» Available data
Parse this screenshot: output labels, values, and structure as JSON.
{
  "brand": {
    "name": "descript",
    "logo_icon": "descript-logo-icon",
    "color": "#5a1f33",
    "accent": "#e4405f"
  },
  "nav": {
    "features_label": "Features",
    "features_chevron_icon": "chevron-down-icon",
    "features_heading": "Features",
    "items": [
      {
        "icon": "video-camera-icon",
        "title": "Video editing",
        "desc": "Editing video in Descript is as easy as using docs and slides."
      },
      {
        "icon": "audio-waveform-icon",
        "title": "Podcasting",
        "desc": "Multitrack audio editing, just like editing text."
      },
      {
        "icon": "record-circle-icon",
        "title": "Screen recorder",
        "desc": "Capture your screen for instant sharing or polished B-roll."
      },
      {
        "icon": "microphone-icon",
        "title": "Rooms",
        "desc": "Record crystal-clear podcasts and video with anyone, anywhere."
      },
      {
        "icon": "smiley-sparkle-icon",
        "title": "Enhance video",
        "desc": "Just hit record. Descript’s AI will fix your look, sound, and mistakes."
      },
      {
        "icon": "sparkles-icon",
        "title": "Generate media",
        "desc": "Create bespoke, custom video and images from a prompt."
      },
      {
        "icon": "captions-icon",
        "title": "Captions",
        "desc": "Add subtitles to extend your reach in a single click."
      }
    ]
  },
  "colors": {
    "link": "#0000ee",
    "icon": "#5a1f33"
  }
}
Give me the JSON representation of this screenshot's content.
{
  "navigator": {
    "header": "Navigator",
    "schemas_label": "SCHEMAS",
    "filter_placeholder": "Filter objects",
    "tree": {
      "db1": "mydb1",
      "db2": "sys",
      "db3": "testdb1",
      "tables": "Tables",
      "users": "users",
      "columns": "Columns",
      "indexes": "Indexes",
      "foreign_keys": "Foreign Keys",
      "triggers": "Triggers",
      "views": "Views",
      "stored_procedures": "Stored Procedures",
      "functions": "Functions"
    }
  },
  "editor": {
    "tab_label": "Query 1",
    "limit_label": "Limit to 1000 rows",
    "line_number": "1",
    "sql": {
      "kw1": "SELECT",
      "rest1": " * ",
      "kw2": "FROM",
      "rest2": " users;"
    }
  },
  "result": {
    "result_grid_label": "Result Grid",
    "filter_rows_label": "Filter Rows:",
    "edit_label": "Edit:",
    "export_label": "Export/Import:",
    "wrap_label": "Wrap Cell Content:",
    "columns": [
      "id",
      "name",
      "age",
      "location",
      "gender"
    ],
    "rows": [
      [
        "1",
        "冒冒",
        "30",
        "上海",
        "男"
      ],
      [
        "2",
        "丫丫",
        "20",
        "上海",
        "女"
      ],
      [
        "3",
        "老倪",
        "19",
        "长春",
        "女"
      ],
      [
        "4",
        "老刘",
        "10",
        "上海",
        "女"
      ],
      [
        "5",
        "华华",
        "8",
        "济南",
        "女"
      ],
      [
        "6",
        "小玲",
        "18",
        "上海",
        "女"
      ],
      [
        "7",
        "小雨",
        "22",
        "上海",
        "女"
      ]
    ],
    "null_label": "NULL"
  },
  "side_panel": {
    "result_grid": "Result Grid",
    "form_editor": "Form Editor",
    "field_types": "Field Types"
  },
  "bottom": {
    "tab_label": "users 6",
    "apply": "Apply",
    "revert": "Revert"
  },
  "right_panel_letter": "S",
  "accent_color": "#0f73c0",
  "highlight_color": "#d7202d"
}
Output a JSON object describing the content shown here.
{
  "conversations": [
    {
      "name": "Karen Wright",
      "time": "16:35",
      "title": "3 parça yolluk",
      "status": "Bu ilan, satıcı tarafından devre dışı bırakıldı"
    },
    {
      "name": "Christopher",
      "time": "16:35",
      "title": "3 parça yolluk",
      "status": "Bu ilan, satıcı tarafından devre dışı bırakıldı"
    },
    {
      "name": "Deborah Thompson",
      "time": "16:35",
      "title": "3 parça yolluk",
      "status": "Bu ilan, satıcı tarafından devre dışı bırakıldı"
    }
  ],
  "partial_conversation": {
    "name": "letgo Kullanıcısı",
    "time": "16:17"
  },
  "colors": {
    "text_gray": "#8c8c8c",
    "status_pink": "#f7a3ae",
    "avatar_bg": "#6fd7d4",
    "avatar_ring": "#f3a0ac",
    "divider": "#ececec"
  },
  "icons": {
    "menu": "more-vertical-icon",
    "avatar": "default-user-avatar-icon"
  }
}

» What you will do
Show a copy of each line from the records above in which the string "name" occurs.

» Task solution
    "name": "descript",
      "name",
      "name": "Karen Wright",
      "name": "Christopher",
      "name": "Deborah Thompson",
    "name": "letgo Kullanıcısı",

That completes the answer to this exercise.